Now, I can prove this. At my current employer, I already rewrote two unmaintainable Biztalk applications that were written by drive-by architects. These Biztalk applications were very unstable. Developers and infrastructure people were literally terrified just looking at them. How on earth did I manage to refactor a complex Biztalk application with a flow that doesn't fit on 5 pages and that sends and receives messages from another component using remoting? Well, first I needed two weeks in order to figure out what the hell it was doing (so far for the documentation argument in favor of WF). Then, I wrote a console application in about 3 days with 200 lines of code. This console application had one single minor bug on the first week after it went into production (I did something wrong with a Mutex: just my stupid fault). No more problems and issues were reported until this very day. Simplicity prevailed and it felt sooooo good! 

After reading Workflow software: I'm calling the bluff on Leon Bambrick's blog (a fantastic post I must say), I'm definitely pulling the YAGNI card on WF and Biztalk. I'll also be moving the WF and Biztalk books from my bookshelf to a box on my attic, hoping that I'll never need them throughout my further career. Whenever I see or feel the need for using WF or Biztalk, I'll immediately start looking for a much simpler solution.

Demonstrating WCF: Beyond the endpoints

Yesterday evening, some team members and myself went to a session about Demonstrating WCF: Beyond the endpoints. The speaker was nobody less than Juval Lowy of IDesign. I'm not particular a newbie when it comes to WCF (although this post lets you believe otherwise), I really had a nice time. It's very clear that Juval is a trained speaker. However, the overall message of WCF as a silver bullet didn't quite catch on to me. Juval is a really smart guy. Therefore, he should know better :-). There are no silver bullets and no universal truths. I must admit that Microsoft did a remarkable job with the first version of WCF. One would almost believe that Scott Gu had something to do with it. But at the end of the road, WCF is one of the many tools in a developers tool bag. Tools can only take you that far but not to the end.  Again, I had a really nice time. Kudos to the Belgian Visual Studio User Group.

Tuesday, April 01, 2008

I'm on Elegant Code

David Starr from Elegant Code asked me whether I wanted to join his blogging group and I accepted. From now on, I will be the first European Elegant Code blogger.

I want to thank you my dear reader for keeping up with me. I promise that this blog will not go dark as I will be cross-posting all future content.

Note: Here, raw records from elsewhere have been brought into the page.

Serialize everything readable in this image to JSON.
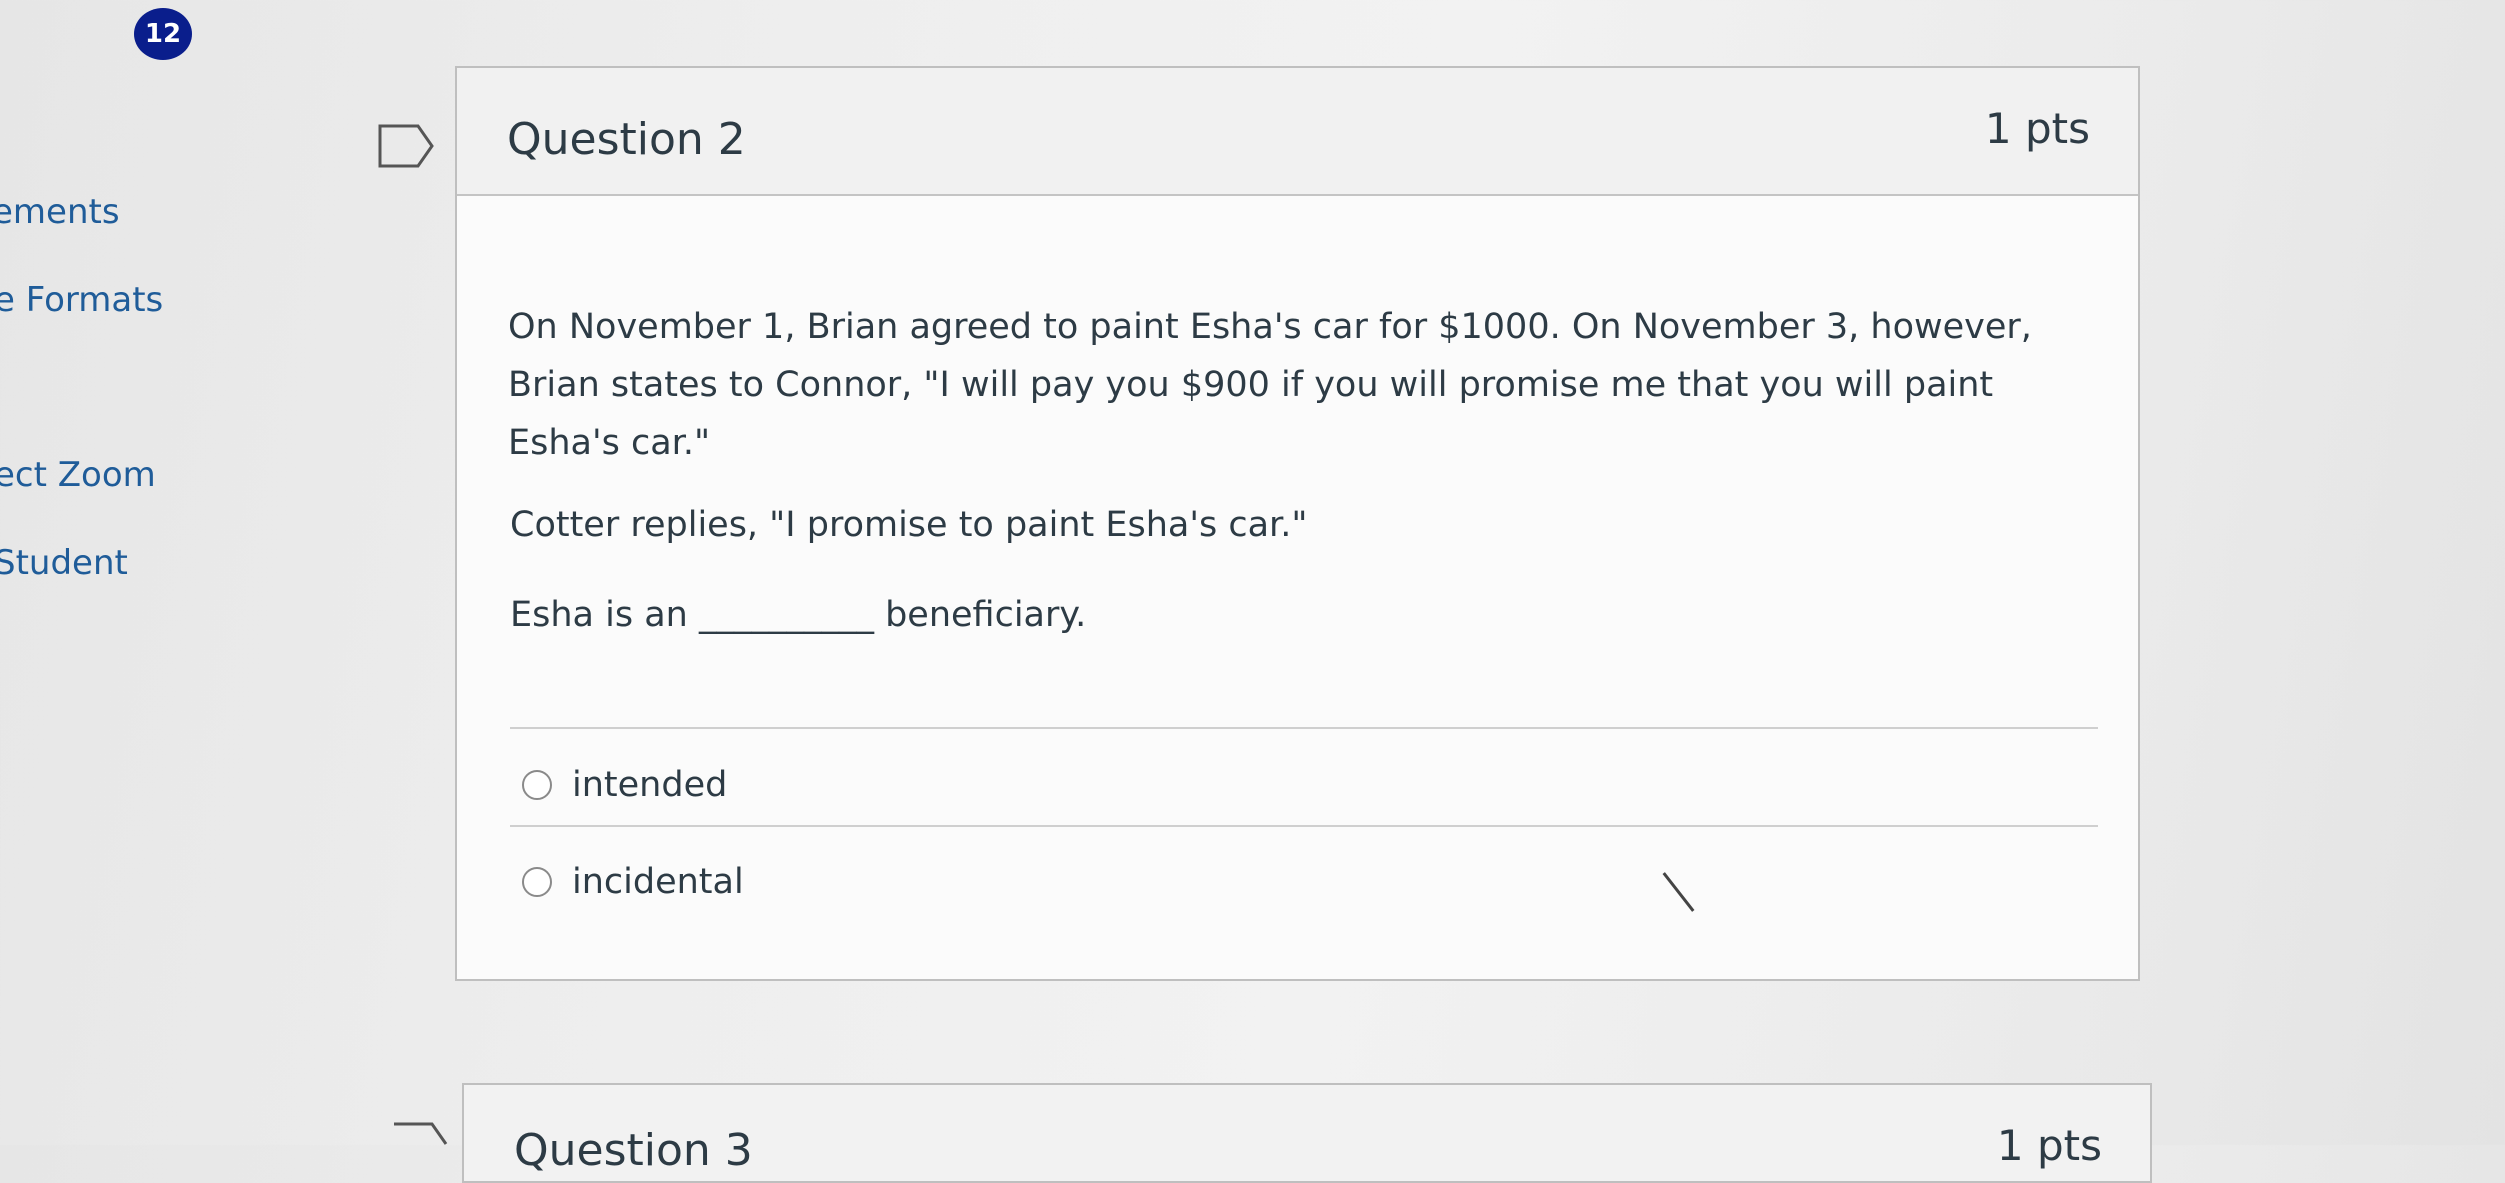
{
  "badge": {
    "count": "12"
  },
  "sidebar": {
    "items": [
      {
        "label": "ements"
      },
      {
        "label": "e Formats"
      },
      {
        "label": "ect Zoom"
      },
      {
        "label": "Student"
      }
    ]
  },
  "question": {
    "title": "Question 2",
    "points": "1 pts",
    "text_para1": "On November 1, Brian agreed to paint Esha's car for $1000. On November 3, however, Brian states to Connor, \"I will pay you $900 if you will promise me that you will paint Esha's car.\"",
    "text_para2": "Cotter replies, \"I promise to paint Esha's car.\"",
    "text_para3": "Esha is an __________ beneficiary.",
    "options": [
      {
        "label": "intended"
      },
      {
        "label": "incidental"
      }
    ]
  },
  "next_question": {
    "title": "Question 3",
    "points": "1 pts"
  }
}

So, no need to update your feeds. Be sure to also subscribe to the Elegant Code feeds as the people over there are both very nice and really smart.